__Work order__.
The records below need to be restated word for word.

__Input records__.
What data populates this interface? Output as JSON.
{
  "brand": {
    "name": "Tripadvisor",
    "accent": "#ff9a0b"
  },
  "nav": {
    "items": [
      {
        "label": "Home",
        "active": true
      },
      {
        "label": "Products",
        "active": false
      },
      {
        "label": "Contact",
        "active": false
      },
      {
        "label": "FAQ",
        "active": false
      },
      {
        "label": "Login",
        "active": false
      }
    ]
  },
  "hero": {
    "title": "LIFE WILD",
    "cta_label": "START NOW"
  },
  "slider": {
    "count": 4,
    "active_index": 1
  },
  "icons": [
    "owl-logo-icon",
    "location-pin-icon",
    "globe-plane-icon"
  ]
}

__Response__.
What data populates this interface? Output as JSON.
{
  "brand": {
    "name": "Tripadvisor",
    "accent": "#ff9a0b"
  },
  "nav": {
    "items": [
      {
        "label": "Home",
        "active": true
      },
      {
        "label": "Products",
        "active": false
      },
      {
        "label": "Contact",
        "active": false
      },
      {
        "label": "FAQ",
        "active": false
      },
      {
        "label": "Login",
        "active": false
      }
    ]
  },
  "hero": {
    "title": "LIFE WILD",
    "cta_label": "START NOW"
  },
  "slider": {
    "count": 4,
    "active_index": 1
  },
  "icons": [
    "owl-logo-icon",
    "location-pin-icon",
    "globe-plane-icon"
  ]
}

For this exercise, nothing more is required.